By David Berry: The combat sports world is buzzing this week as the Floyd Mayweather (49-0, 26KO) and Conor McGregor (pro debut) press tour reaches its midpoint. After stops in Los Angeles and Toronto, the duo is making headlines for the same reasons the Kardashians do - they're outlandish, they're in-your-face, and they're must-see entertainment.
Entertainment is the key word there. Mayweather and McGregor make for fascinating showmen, and both are delivering an unending stream of "can you believe he said that?" quotes that the media and general public are eating up. But this is theater masquerading as a boxing match. Make no mistake, nobody - perhaps McGregor included - believes that McGregor will be competitive when the bell rings on August 26 at the T-Mobile Arena in Las Vegas.
That's not a knock on McGregor. Any fighter making their pro debut in a boxing ring against arguably the greatest fighter of his generation would face the same doubts. And as such, anyone looking to plunk down $99.99 for the HD version of the pay-per-view and expecting a war or a competitive fight will be sorely disappointed.
If an evenly-matched, can't-miss fight is what you'd rather plunk down your hard-earned dollars on instead, save them for September 16, when Mexican megastar and Ring Magazine middleweight champion, Saul "Canelo" Alvarez (49-1-1, 34KO), takes on Gennady Golovkin (37-0, 33KO), holder of the WBC, WBA, IBF and IBO middleweight titles on HBO PPV. Plus, you'll save $30; the fight will be $69.99 for the HD version.
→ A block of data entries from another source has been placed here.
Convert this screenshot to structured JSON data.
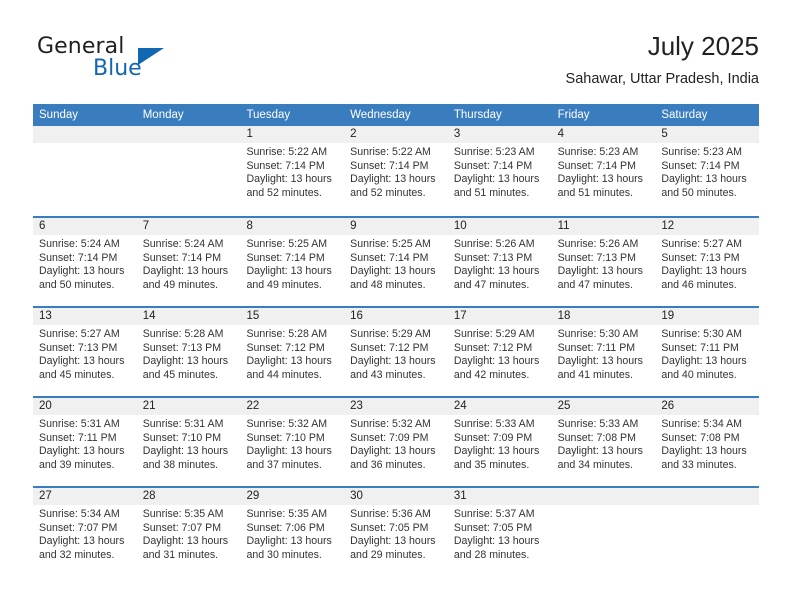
{
  "brand": {
    "name_primary": "General",
    "name_secondary": "Blue",
    "accent_color": "#1267b2",
    "triangle_icon": "triangle-icon"
  },
  "header": {
    "title": "July 2025",
    "subtitle": "Sahawar, Uttar Pradesh, India"
  },
  "theme": {
    "header_row_color": "#3a7dbf",
    "date_band_color": "#f0f0f0",
    "text_color": "#222222"
  },
  "calendar": {
    "day_headers": [
      "Sunday",
      "Monday",
      "Tuesday",
      "Wednesday",
      "Thursday",
      "Friday",
      "Saturday"
    ],
    "weeks": [
      [
        {
          "day": "",
          "sunrise": "",
          "sunset": "",
          "daylight": ""
        },
        {
          "day": "",
          "sunrise": "",
          "sunset": "",
          "daylight": ""
        },
        {
          "day": "1",
          "sunrise": "Sunrise: 5:22 AM",
          "sunset": "Sunset: 7:14 PM",
          "daylight": "Daylight: 13 hours and 52 minutes."
        },
        {
          "day": "2",
          "sunrise": "Sunrise: 5:22 AM",
          "sunset": "Sunset: 7:14 PM",
          "daylight": "Daylight: 13 hours and 52 minutes."
        },
        {
          "day": "3",
          "sunrise": "Sunrise: 5:23 AM",
          "sunset": "Sunset: 7:14 PM",
          "daylight": "Daylight: 13 hours and 51 minutes."
        },
        {
          "day": "4",
          "sunrise": "Sunrise: 5:23 AM",
          "sunset": "Sunset: 7:14 PM",
          "daylight": "Daylight: 13 hours and 51 minutes."
        },
        {
          "day": "5",
          "sunrise": "Sunrise: 5:23 AM",
          "sunset": "Sunset: 7:14 PM",
          "daylight": "Daylight: 13 hours and 50 minutes."
        }
      ],
      [
        {
          "day": "6",
          "sunrise": "Sunrise: 5:24 AM",
          "sunset": "Sunset: 7:14 PM",
          "daylight": "Daylight: 13 hours and 50 minutes."
        },
        {
          "day": "7",
          "sunrise": "Sunrise: 5:24 AM",
          "sunset": "Sunset: 7:14 PM",
          "daylight": "Daylight: 13 hours and 49 minutes."
        },
        {
          "day": "8",
          "sunrise": "Sunrise: 5:25 AM",
          "sunset": "Sunset: 7:14 PM",
          "daylight": "Daylight: 13 hours and 49 minutes."
        },
        {
          "day": "9",
          "sunrise": "Sunrise: 5:25 AM",
          "sunset": "Sunset: 7:14 PM",
          "daylight": "Daylight: 13 hours and 48 minutes."
        },
        {
          "day": "10",
          "sunrise": "Sunrise: 5:26 AM",
          "sunset": "Sunset: 7:13 PM",
          "daylight": "Daylight: 13 hours and 47 minutes."
        },
        {
          "day": "11",
          "sunrise": "Sunrise: 5:26 AM",
          "sunset": "Sunset: 7:13 PM",
          "daylight": "Daylight: 13 hours and 47 minutes."
        },
        {
          "day": "12",
          "sunrise": "Sunrise: 5:27 AM",
          "sunset": "Sunset: 7:13 PM",
          "daylight": "Daylight: 13 hours and 46 minutes."
        }
      ],
      [
        {
          "day": "13",
          "sunrise": "Sunrise: 5:27 AM",
          "sunset": "Sunset: 7:13 PM",
          "daylight": "Daylight: 13 hours and 45 minutes."
        },
        {
          "day": "14",
          "sunrise": "Sunrise: 5:28 AM",
          "sunset": "Sunset: 7:13 PM",
          "daylight": "Daylight: 13 hours and 45 minutes."
        },
        {
          "day": "15",
          "sunrise": "Sunrise: 5:28 AM",
          "sunset": "Sunset: 7:12 PM",
          "daylight": "Daylight: 13 hours and 44 minutes."
        },
        {
          "day": "16",
          "sunrise": "Sunrise: 5:29 AM",
          "sunset": "Sunset: 7:12 PM",
          "daylight": "Daylight: 13 hours and 43 minutes."
        },
        {
          "day": "17",
          "sunrise": "Sunrise: 5:29 AM",
          "sunset": "Sunset: 7:12 PM",
          "daylight": "Daylight: 13 hours and 42 minutes."
        },
        {
          "day": "18",
          "sunrise": "Sunrise: 5:30 AM",
          "sunset": "Sunset: 7:11 PM",
          "daylight": "Daylight: 13 hours and 41 minutes."
        },
        {
          "day": "19",
          "sunrise": "Sunrise: 5:30 AM",
          "sunset": "Sunset: 7:11 PM",
          "daylight": "Daylight: 13 hours and 40 minutes."
        }
      ],
      [
        {
          "day": "20",
          "sunrise": "Sunrise: 5:31 AM",
          "sunset": "Sunset: 7:11 PM",
          "daylight": "Daylight: 13 hours and 39 minutes."
        },
        {
          "day": "21",
          "sunrise": "Sunrise: 5:31 AM",
          "sunset": "Sunset: 7:10 PM",
          "daylight": "Daylight: 13 hours and 38 minutes."
        },
        {
          "day": "22",
          "sunrise": "Sunrise: 5:32 AM",
          "sunset": "Sunset: 7:10 PM",
          "daylight": "Daylight: 13 hours and 37 minutes."
        },
        {
          "day": "23",
          "sunrise": "Sunrise: 5:32 AM",
          "sunset": "Sunset: 7:09 PM",
          "daylight": "Daylight: 13 hours and 36 minutes."
        },
        {
          "day": "24",
          "sunrise": "Sunrise: 5:33 AM",
          "sunset": "Sunset: 7:09 PM",
          "daylight": "Daylight: 13 hours and 35 minutes."
        },
        {
          "day": "25",
          "sunrise": "Sunrise: 5:33 AM",
          "sunset": "Sunset: 7:08 PM",
          "daylight": "Daylight: 13 hours and 34 minutes."
        },
        {
          "day": "26",
          "sunrise": "Sunrise: 5:34 AM",
          "sunset": "Sunset: 7:08 PM",
          "daylight": "Daylight: 13 hours and 33 minutes."
        }
      ],
      [
        {
          "day": "27",
          "sunrise": "Sunrise: 5:34 AM",
          "sunset": "Sunset: 7:07 PM",
          "daylight": "Daylight: 13 hours and 32 minutes."
        },
        {
          "day": "28",
          "sunrise": "Sunrise: 5:35 AM",
          "sunset": "Sunset: 7:07 PM",
          "daylight": "Daylight: 13 hours and 31 minutes."
        },
        {
          "day": "29",
          "sunrise": "Sunrise: 5:35 AM",
          "sunset": "Sunset: 7:06 PM",
          "daylight": "Daylight: 13 hours and 30 minutes."
        },
        {
          "day": "30",
          "sunrise": "Sunrise: 5:36 AM",
          "sunset": "Sunset: 7:05 PM",
          "daylight": "Daylight: 13 hours and 29 minutes."
        },
        {
          "day": "31",
          "sunrise": "Sunrise: 5:37 AM",
          "sunset": "Sunset: 7:05 PM",
          "daylight": "Daylight: 13 hours and 28 minutes."
        },
        {
          "day": "",
          "sunrise": "",
          "sunset": "",
          "daylight": ""
        },
        {
          "day": "",
          "sunrise": "",
          "sunset": "",
          "daylight": ""
        }
      ]
    ]
  }
}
“This is going to be a very tough fight against Golovkin," said Canelo at the fight's Los Angeles press conference last month. "There are fights that are difficult, and this is one of them. I’m going to prepare like I always do at 100 percent."
Fans had reason to doubt this fight would take place at all. Concerns swirled around Canelo's interest in a fight with Golovkin as far back as November 2015, when Alvarez unseated Miguel Cotto as the lineal middleweight champion of the world via unanimous decision. Shortly after the fight, when negotiations with Golovkin, his then-mandatory challenger, hit a wall, Canelo relinquished his belts. To a blood-thirsty public, it screamed fear.
Canelo answered those critics head-on. “A lot of you said this fight would never be made," he said. "I’m happy we are giving the fans the fight they wanted and demanded on September 16 as that is a great motivation to me."
The timing for a fight of this magnitude, for once, appears to be perfect. Golovkin, while unbeaten, looked ordinary in the eyes of many when he fought his way to a close unanimous decision win over Daniel Jacobs in his last outing in March. Canelo, for his part, appears to be improving in every fight, and looked as strong as ever in his 164.5 pound bout with Julio Cesar Chavez Jr. in May. Onlookers see it as a sign that Golovkin may have already seen his peak, and that Canelo hasn't yet reached his.
The betting odds seem to support the notion that this is a dead-even battle. Bovada has Golovkin as a slight favorite at -160, with Canelo a narrow underdog at +130. Experts see it the same way. Boxing legend, Sugar Ray Leonard, said "I see this as being very even, 50-50 and the fighter who will win will be the one that manages to impose his fight plan. It's the kind of fighter where the mental aspect will be decisive, even more than the physical one."
It's the ultimate contrast of ring styles, in a way that Mayweather vs. McGregor can only be while in front of a microphone. Golovkin is the seek-and-destroy puncher, who jabs his way in to a hybrid attack that often sees him go to his opponents' body with vicious abandon. On the flip side, Canelo is a fast, heavy-handed combination puncher with underrated and consistently improving defense.
Golovkin has theoretical advantages if they trade punches. Canelo has theoretical advantages if he can counterpunch in combinations when Golovkin misses. And there are stylistic layers in each fighter that could provide any number of outcomes beyond those just listed, but none figure to lead to a boring contest.
“Canelo vs. Golovkin will deliver and then some," said Oscar De La Hoya, chairman and CEO of Golden Boy Promotions. "This is a real (sic) fight."
That's something that Mayweather and McGregor can't say.